§ What you will do
Return all the records, each one exactly as given.
━━ Recorded data ━━
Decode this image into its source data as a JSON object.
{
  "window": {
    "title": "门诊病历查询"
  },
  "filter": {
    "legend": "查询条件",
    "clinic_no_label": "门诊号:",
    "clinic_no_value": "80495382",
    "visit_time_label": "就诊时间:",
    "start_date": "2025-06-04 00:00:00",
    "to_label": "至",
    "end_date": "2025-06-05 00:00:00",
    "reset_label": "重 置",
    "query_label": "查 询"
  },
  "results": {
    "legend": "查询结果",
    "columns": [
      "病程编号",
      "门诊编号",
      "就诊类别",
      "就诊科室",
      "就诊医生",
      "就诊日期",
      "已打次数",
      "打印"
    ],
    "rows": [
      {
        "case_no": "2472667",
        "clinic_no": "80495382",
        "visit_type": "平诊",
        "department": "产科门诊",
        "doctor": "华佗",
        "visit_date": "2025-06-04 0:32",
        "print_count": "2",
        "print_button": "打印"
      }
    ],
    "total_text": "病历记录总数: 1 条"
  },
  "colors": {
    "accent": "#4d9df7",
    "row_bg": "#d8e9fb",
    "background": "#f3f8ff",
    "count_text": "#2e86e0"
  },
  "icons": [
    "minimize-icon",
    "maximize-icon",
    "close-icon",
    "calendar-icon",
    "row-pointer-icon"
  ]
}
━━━
§ Response
Decode this image into its source data as a JSON object.
{
  "window": {
    "title": "门诊病历查询"
  },
  "filter": {
    "legend": "查询条件",
    "clinic_no_label": "门诊号:",
    "clinic_no_value": "80495382",
    "visit_time_label": "就诊时间:",
    "start_date": "2025-06-04 00:00:00",
    "to_label": "至",
    "end_date": "2025-06-05 00:00:00",
    "reset_label": "重 置",
    "query_label": "查 询"
  },
  "results": {
    "legend": "查询结果",
    "columns": [
      "病程编号",
      "门诊编号",
      "就诊类别",
      "就诊科室",
      "就诊医生",
      "就诊日期",
      "已打次数",
      "打印"
    ],
    "rows": [
      {
        "case_no": "2472667",
        "clinic_no": "80495382",
        "visit_type": "平诊",
        "department": "产科门诊",
        "doctor": "华佗",
        "visit_date": "2025-06-04 0:32",
        "print_count": "2",
        "print_button": "打印"
      }
    ],
    "total_text": "病历记录总数: 1 条"
  },
  "colors": {
    "accent": "#4d9df7",
    "row_bg": "#d8e9fb",
    "background": "#f3f8ff",
    "count_text": "#2e86e0"
  },
  "icons": [
    "minimize-icon",
    "maximize-icon",
    "close-icon",
    "calendar-icon",
    "row-pointer-icon"
  ]
}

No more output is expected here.